Execs — Pay Attention to This!
A large percentage of companies still block social media access on the corporate network. Companies are concerned that access will have an impact on employee productivity. – Cisco Connected World Technology Report
The latest chapter of the Cisco Connected World Report went out last week, with its focus on what it calls ‘the new workplace currency’ and highlights new rules for attracting young talent into the workplace. A key finding comes as no surprise: young professionals want to work in an open environment that accommodates social media, device freedom, and remote working to accommodate their lifestyle and inspire innovation. The clincher is that they would take a lower salary to have this freedom if necessary.
Understanding how these young professionals feel about work and what’s important to them are key in recruiting them. Those companies that don’t embrace, allow and leverage social media in the workplace will be at a major disadvantage in competing for this new workforce.

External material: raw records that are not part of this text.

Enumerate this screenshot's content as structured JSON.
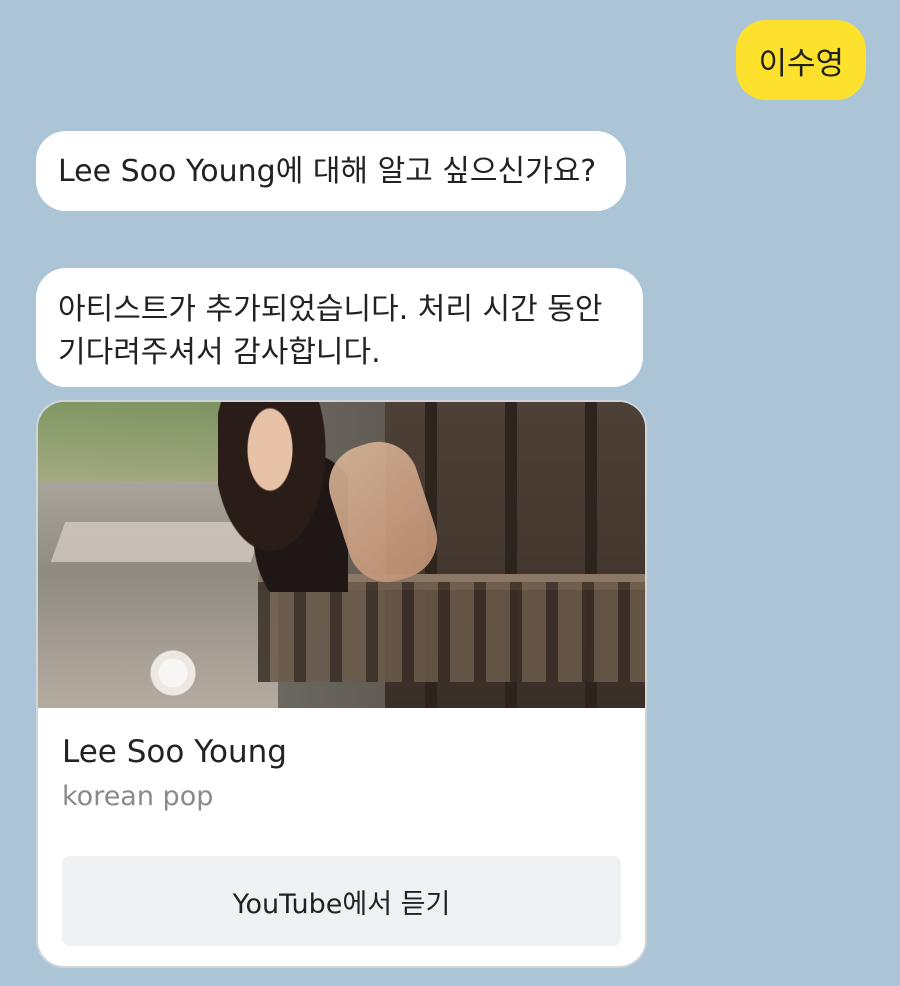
{
  "user_message": "이수영",
  "bot_messages": [
    "Lee Soo Young에 대해 알고 싶으신가요?",
    "아티스트가 추가되었습니다. 처리 시간 동안 기다려주셔서 감사합니다."
  ],
  "artist_card": {
    "name": "Lee Soo Young",
    "genre": "korean pop",
    "button_label": "YouTube에서 듣기",
    "photo_subject": "artist-photo"
  },
  "colors": {
    "background": "#abc5d7",
    "user_bubble": "#fde12c",
    "bot_bubble": "#ffffff",
    "button_bg": "#eff1f3"
  }
}
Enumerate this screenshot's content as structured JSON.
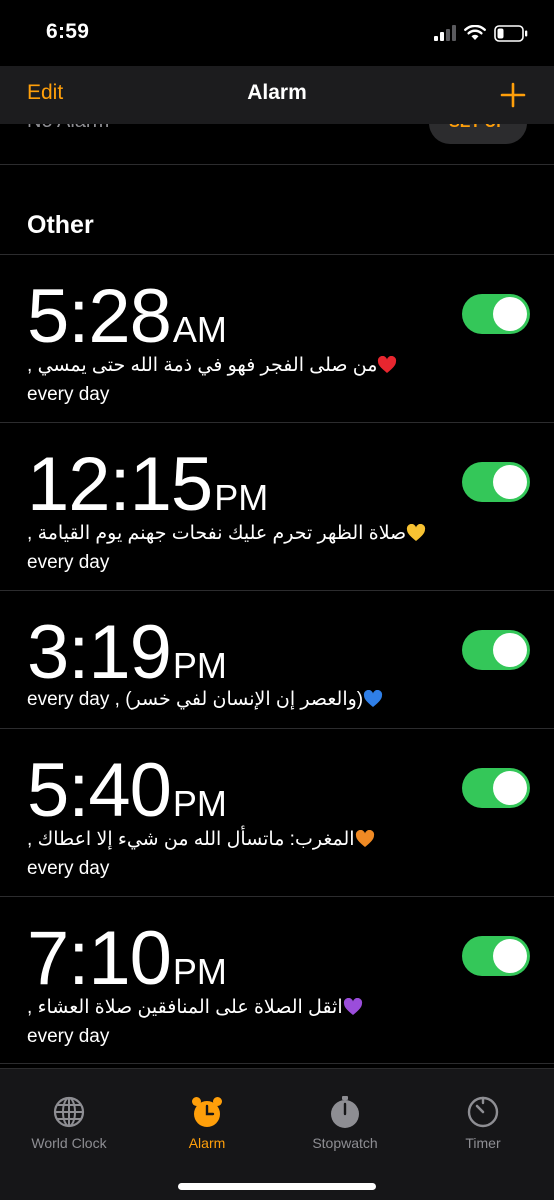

Here are a few things to consider when thinking about this future workforce:
1. Social media is not a fad. It’s one of the most powerful tools that mankind has ever seen.
2. Most senior executives have never used social media and believe it’s something their kids use. How would your business school professors feel about you making strategic decisions on topics that you may not fully understand? This is a dangerous situation.
3. Most companies put out policies on what the employees can’t do versus showing them what they should be doing. Encourage the use through tutorials and best practices.
4. Most companies don’t take mobile phones away from employees when they enter the company premise. Facebook and Twitter apps run on almost all phones and I can guarantee your employees are on Twitter and Facebook whether you allow it or not. Don’t you think it might be better to provide guidance?
5. Use this generation to “reverse mentor” senior executives on social media. We have done this at Cisco in multiple groups and the results have been great for both the Gen Yer and the executive. It’s a win/win scenario.
6. What does it say about your culture if you block social media? Does it show trust? Recruitment will be difficult in the future.
7. This is the most important thing to note. The 50+ generation has always served as the voice of wisdom for the younger generations. But we are at a point in time where things are moving so fast that the older generation with the wisdom is not using the technology. How will the younger generation learn how to use these extremely powerful tools for good, and not bad? How will they learn about the importance of sources, ethics in blogging, importance of privacy, expectations in the workplace and using social media for making the world a better place? If we -- the current senior leaders of the world -- don’t use and understand these powerful instruments, how will our children learn?
Here are some other resources I encourage you to read:
I’ll close by reminding everyone to be their own “tech nowist” by learning, experimenting and leveraging what technology and tools are out there …now.
Tags: Cisco, innovation, social media